The involved universities dealing with the issue of natural resources and primary raw material processes, particularly exploration, extraction, processing and further processing of mineral and fossil resources – hereafter named Resource Universities – state that the raw material processes lead to an intervention in existing natural, socio-cultural, ecological and economic systems and relationships, which, despite all efforts, may still have negative effects.

This can result in negative consequences for the protected earth resources (water, air, soils, humankind and living nature) as well as for cultural and material goods. Unfortunately, and in spite of raised awareness, non-sufficient control of the raw material processes still leads to significant negative consequences with partly catastrophic effects, such as leakages in deep-sea drilling, dam breaks at residue dumps, pollution of ground- and surface water, large-scale landslides, mine gas explosions, rock bursts and other events, as numerous recent incidents have shown. The reputation and attractiveness of the resource industry suffers from such events.

Causes of Negative Consequences

Causes of negative consequences in the mining industry are complex. This includes lack of or inaccurate knowledge, faulty management and lack of control, the acceptance of risks and secondary effects as well as mislead motivation. Some of the greatest obstacles in the way of avoiding negative mining-related consequences are inadequate legal foundations, inadequate qualifications and a lack of environmental awareness and consciousness.

Crucial Requirements towards the Establishment of the Sustainability Principle in University Education

The Resource Universities bear a great responsibility with regard to working toward the elimination of existing deficits in avoiding, recognizing and remedying negative consequences of raw material processes. With the (ongoing) education of qualified employees and managers, and by setting a clear orientation toward responsible and sustainable raw material processes (this applies to both primary and secondary raw materials), the Resource Universities have the opportunity to remedy faults on a medium-term and long-term basis.

To fulfil this responsibility, the Resource Universities obligate themselves to include sustainability-relevant subject areas in the curriculum of study programmes on resource processes. The core topics are process understanding and modelling, technical and management solutions toward a responsible management of scarce natural resources, such as water, earth, air, soils, energy and materials, as well as the protection of nature, landscapes and the human health. These topics should integrate subjects such as Best Available Technologies (BAT), Best Practice, Life Cycle Assessment, key indicators or leading occupational health and safety and environmental protection standards, as well as established legal regulations for sustainable raw material processes. The interaction with the entire process chain and the environment needs to be considered, when examining individual raw material processes. Interventions on protected resources that are a result of the raw material processes have to be discussed in a transparent and individual manner. Isolated development of disciplines related to sustainability must be avoided.
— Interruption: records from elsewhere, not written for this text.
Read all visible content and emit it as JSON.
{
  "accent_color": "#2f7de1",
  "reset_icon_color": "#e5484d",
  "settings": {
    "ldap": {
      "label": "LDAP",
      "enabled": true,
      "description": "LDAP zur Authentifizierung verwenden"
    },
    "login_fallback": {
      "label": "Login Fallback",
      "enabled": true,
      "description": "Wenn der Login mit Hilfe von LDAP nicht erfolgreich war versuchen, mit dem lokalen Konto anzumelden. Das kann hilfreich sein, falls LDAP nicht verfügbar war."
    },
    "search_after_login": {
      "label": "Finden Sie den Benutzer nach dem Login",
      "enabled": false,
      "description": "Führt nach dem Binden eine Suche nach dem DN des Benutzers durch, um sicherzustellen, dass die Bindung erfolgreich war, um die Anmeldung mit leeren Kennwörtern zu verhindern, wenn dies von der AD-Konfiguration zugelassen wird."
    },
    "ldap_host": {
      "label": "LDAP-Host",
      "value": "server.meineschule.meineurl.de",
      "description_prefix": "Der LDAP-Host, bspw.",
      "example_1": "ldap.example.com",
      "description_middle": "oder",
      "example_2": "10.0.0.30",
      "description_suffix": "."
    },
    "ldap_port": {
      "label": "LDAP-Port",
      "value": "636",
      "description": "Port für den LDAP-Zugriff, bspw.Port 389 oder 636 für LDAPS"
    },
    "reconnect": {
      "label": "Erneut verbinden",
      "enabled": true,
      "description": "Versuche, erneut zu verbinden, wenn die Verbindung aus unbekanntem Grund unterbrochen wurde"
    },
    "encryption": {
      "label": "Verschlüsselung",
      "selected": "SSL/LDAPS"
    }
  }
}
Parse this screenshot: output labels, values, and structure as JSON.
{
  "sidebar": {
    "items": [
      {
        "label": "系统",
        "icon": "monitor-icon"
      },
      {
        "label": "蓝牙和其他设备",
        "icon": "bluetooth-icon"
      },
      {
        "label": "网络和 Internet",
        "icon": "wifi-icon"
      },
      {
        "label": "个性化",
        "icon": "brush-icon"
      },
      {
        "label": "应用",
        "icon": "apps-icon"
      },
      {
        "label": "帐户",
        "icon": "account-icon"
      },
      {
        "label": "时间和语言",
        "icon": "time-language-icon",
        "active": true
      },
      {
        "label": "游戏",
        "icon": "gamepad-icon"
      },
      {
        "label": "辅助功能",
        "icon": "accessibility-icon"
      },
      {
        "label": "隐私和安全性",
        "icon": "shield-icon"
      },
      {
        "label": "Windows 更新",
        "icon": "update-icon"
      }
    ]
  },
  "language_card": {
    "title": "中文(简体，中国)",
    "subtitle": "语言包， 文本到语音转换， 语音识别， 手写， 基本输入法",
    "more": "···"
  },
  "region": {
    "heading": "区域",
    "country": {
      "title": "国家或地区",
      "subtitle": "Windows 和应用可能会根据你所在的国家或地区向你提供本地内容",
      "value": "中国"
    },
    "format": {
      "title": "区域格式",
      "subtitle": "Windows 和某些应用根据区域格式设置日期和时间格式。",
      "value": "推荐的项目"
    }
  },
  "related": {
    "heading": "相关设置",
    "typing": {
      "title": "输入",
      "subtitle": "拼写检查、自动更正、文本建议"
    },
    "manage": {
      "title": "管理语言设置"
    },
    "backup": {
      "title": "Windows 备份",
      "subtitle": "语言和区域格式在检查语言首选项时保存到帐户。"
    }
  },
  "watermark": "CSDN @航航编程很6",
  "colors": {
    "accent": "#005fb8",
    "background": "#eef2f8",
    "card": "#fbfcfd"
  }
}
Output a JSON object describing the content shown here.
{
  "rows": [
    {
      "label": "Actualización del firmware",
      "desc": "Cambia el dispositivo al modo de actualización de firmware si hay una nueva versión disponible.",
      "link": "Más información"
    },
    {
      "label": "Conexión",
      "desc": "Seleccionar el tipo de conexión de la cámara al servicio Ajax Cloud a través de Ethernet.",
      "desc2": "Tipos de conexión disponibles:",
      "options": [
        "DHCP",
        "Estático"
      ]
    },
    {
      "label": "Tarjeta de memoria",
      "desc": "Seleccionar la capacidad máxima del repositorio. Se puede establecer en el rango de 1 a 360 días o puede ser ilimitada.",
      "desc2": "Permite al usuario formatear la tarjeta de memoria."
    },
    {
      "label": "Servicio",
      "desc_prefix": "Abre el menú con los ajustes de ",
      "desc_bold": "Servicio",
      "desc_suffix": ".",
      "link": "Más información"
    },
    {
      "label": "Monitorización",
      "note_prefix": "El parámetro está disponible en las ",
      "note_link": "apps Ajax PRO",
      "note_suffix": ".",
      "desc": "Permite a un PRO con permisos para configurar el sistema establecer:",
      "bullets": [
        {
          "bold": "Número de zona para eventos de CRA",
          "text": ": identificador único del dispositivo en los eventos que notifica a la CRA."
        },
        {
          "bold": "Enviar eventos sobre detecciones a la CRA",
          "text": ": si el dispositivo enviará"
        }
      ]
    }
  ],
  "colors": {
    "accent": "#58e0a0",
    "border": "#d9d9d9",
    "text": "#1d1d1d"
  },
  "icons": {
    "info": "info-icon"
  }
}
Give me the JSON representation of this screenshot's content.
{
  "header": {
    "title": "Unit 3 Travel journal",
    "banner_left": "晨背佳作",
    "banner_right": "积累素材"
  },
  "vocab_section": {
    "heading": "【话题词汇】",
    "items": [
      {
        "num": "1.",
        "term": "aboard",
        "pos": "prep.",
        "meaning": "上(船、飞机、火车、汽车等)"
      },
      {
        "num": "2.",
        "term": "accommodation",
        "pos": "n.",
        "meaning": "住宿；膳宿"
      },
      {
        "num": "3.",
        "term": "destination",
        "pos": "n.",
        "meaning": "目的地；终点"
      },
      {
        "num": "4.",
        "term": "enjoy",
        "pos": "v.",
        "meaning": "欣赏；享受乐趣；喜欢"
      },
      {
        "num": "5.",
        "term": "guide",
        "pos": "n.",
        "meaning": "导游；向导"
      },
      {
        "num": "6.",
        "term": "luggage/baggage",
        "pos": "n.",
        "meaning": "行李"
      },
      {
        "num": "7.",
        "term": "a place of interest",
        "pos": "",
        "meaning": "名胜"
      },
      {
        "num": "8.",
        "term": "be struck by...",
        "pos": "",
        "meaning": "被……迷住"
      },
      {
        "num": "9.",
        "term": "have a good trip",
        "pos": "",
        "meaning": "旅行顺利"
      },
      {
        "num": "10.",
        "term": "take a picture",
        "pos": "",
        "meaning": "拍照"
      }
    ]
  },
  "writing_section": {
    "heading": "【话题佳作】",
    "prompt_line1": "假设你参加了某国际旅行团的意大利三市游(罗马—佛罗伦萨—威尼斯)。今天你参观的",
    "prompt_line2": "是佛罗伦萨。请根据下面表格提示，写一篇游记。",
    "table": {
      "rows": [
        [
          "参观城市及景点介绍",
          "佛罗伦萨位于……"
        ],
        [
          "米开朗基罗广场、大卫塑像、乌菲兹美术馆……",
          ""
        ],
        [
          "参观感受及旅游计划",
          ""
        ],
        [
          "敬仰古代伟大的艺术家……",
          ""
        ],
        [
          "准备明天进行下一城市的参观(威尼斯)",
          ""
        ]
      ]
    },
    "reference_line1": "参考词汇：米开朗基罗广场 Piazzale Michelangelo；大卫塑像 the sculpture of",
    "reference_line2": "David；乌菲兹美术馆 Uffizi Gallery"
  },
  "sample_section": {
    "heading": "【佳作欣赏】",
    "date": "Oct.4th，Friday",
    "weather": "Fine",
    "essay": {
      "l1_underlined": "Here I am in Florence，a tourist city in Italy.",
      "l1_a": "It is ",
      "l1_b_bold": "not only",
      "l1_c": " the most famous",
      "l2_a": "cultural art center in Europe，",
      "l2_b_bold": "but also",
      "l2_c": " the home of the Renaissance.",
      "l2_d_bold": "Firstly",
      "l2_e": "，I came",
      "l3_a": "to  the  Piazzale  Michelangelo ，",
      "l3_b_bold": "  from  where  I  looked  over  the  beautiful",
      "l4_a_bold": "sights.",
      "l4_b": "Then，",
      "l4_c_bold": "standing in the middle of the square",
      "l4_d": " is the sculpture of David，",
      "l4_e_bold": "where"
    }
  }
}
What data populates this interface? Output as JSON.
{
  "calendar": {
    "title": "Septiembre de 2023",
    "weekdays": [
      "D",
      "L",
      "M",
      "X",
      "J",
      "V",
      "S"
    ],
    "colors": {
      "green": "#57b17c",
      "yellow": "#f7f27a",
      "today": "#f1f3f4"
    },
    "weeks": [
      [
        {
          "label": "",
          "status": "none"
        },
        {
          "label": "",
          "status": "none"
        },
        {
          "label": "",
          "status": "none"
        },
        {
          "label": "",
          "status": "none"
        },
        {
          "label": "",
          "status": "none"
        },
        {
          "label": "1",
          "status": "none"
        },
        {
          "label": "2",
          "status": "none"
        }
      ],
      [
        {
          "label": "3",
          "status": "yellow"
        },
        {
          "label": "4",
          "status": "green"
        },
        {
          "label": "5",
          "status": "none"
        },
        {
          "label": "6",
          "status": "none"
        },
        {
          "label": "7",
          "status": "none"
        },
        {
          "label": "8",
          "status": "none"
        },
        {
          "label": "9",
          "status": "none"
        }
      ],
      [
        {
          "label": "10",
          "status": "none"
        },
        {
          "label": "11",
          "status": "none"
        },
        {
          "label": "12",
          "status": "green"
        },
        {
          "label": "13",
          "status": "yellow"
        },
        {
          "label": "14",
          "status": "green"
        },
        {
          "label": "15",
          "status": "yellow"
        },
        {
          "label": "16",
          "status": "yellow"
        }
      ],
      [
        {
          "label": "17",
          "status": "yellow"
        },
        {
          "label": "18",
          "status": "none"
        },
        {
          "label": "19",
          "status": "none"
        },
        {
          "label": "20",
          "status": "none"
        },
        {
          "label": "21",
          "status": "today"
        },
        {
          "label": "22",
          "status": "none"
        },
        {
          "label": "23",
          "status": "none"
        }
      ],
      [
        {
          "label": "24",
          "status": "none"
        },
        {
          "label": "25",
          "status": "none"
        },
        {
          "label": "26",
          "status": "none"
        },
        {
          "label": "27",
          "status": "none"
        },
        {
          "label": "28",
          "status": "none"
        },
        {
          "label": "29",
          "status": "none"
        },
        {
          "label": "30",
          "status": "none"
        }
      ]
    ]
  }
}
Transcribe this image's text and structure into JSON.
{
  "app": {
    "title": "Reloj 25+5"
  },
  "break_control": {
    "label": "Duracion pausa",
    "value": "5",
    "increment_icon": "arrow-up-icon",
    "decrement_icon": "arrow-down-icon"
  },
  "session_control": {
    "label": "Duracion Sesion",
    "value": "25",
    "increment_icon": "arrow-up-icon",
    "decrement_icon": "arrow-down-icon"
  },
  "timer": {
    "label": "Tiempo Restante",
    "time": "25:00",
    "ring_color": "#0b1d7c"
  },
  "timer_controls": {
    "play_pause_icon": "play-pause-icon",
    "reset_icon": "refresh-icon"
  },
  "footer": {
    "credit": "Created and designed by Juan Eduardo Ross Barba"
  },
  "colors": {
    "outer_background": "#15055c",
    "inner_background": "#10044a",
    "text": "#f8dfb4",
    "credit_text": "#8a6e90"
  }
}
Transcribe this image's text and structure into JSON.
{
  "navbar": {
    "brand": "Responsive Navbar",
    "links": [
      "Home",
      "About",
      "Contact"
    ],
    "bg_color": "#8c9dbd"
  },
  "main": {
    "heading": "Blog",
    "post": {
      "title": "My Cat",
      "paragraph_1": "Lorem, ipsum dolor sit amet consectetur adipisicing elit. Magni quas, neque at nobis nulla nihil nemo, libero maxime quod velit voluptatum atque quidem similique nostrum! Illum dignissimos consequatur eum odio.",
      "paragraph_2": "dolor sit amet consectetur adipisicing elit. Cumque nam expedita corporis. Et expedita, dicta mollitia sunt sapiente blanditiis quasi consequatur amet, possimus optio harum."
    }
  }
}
The issue of sustainability is to be established as a principle of corporate management. Qualified employees and managers have to be sensitised toward responsible action. The polluter liability principle has to be applied for the remediation of negative consequences caused by raw material processes. It is considered necessary that knowledge should be propagated, provided on a global scale, harmonised and networked.